[Stored data entries]
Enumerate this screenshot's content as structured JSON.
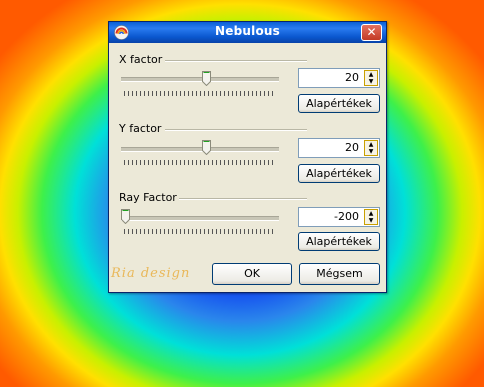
{
  "dialog": {
    "title": "Nebulous",
    "close_label": "✕"
  },
  "controls": [
    {
      "label": "X factor",
      "value": "20",
      "default_label": "Alapértékek",
      "slider_fraction": 0.52
    },
    {
      "label": "Y factor",
      "value": "20",
      "default_label": "Alapértékek",
      "slider_fraction": 0.52
    },
    {
      "label": "Ray Factor",
      "value": "-200",
      "default_label": "Alapértékek",
      "slider_fraction": 0.0
    }
  ],
  "buttons": {
    "ok": "OK",
    "cancel": "Mégsem"
  },
  "signature": "Ria design",
  "icons": {
    "spin_up": "▲",
    "spin_down": "▼"
  },
  "colors": {
    "titlebar": "#0a5fd6",
    "dialog_bg": "#ece9d8",
    "close": "#c33a25"
  }
}
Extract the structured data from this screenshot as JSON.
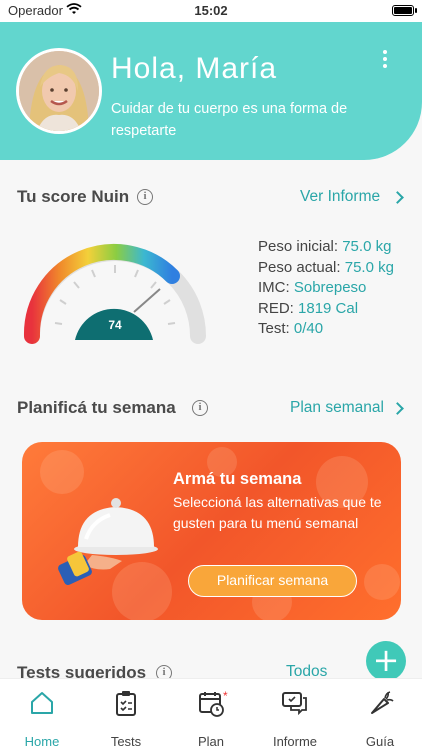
{
  "status_bar": {
    "carrier": "Operador",
    "time": "15:02"
  },
  "header": {
    "greeting": "Hola, María",
    "subtitle": "Cuidar de tu cuerpo es una forma de respetarte"
  },
  "score": {
    "title": "Tu score Nuin",
    "link": "Ver Informe",
    "value": "74",
    "stats": [
      {
        "label": "Peso inicial:",
        "value": "75.0 kg"
      },
      {
        "label": "Peso actual:",
        "value": "75.0 kg"
      },
      {
        "label": "IMC:",
        "value": "Sobrepeso"
      },
      {
        "label": "RED:",
        "value": "1819 Cal"
      },
      {
        "label": "Test:",
        "value": "0/40"
      }
    ]
  },
  "plan": {
    "title": "Planificá tu semana",
    "link": "Plan semanal",
    "card_title": "Armá tu semana",
    "card_text": "Seleccioná las alternativas que te gusten para tu menú semanal",
    "button": "Planificar semana"
  },
  "suggested": {
    "title": "Tests sugeridos",
    "link": "Todos"
  },
  "fab": {
    "label": "+"
  },
  "tabs": [
    {
      "label": "Home",
      "icon": "home-icon",
      "active": true
    },
    {
      "label": "Tests",
      "icon": "clipboard-icon"
    },
    {
      "label": "Plan",
      "icon": "calendar-icon"
    },
    {
      "label": "Informe",
      "icon": "chat-icon"
    },
    {
      "label": "Guía",
      "icon": "carrot-icon"
    }
  ],
  "colors": {
    "teal": "#62d6ce",
    "accent": "#2aa6a8",
    "orange": "#f2562a",
    "button": "#f9a63a"
  }
}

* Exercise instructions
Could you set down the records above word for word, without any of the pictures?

* Output below
Enumerate this screenshot's content as structured JSON.
{
  "dialog": {
    "title": "Nebulous",
    "close_label": "✕"
  },
  "controls": [
    {
      "label": "X factor",
      "value": "20",
      "default_label": "Alapértékek",
      "slider_fraction": 0.52
    },
    {
      "label": "Y factor",
      "value": "20",
      "default_label": "Alapértékek",
      "slider_fraction": 0.52
    },
    {
      "label": "Ray Factor",
      "value": "-200",
      "default_label": "Alapértékek",
      "slider_fraction": 0.0
    }
  ],
  "buttons": {
    "ok": "OK",
    "cancel": "Mégsem"
  },
  "signature": "Ria design",
  "icons": {
    "spin_up": "▲",
    "spin_down": "▼"
  },
  "colors": {
    "titlebar": "#0a5fd6",
    "dialog_bg": "#ece9d8",
    "close": "#c33a25"
  }
}
Extract the structured data from this screenshot as JSON.
{
  "status_bar": {
    "carrier": "Operador",
    "time": "15:02"
  },
  "header": {
    "greeting": "Hola, María",
    "subtitle": "Cuidar de tu cuerpo es una forma de respetarte"
  },
  "score": {
    "title": "Tu score Nuin",
    "link": "Ver Informe",
    "value": "74",
    "stats": [
      {
        "label": "Peso inicial:",
        "value": "75.0 kg"
      },
      {
        "label": "Peso actual:",
        "value": "75.0 kg"
      },
      {
        "label": "IMC:",
        "value": "Sobrepeso"
      },
      {
        "label": "RED:",
        "value": "1819 Cal"
      },
      {
        "label": "Test:",
        "value": "0/40"
      }
    ]
  },
  "plan": {
    "title": "Planificá tu semana",
    "link": "Plan semanal",
    "card_title": "Armá tu semana",
    "card_text": "Seleccioná las alternativas que te gusten para tu menú semanal",
    "button": "Planificar semana"
  },
  "suggested": {
    "title": "Tests sugeridos",
    "link": "Todos"
  },
  "fab": {
    "label": "+"
  },
  "tabs": [
    {
      "label": "Home",
      "icon": "home-icon",
      "active": true
    },
    {
      "label": "Tests",
      "icon": "clipboard-icon"
    },
    {
      "label": "Plan",
      "icon": "calendar-icon"
    },
    {
      "label": "Informe",
      "icon": "chat-icon"
    },
    {
      "label": "Guía",
      "icon": "carrot-icon"
    }
  ],
  "colors": {
    "teal": "#62d6ce",
    "accent": "#2aa6a8",
    "orange": "#f2562a",
    "button": "#f9a63a"
  }
}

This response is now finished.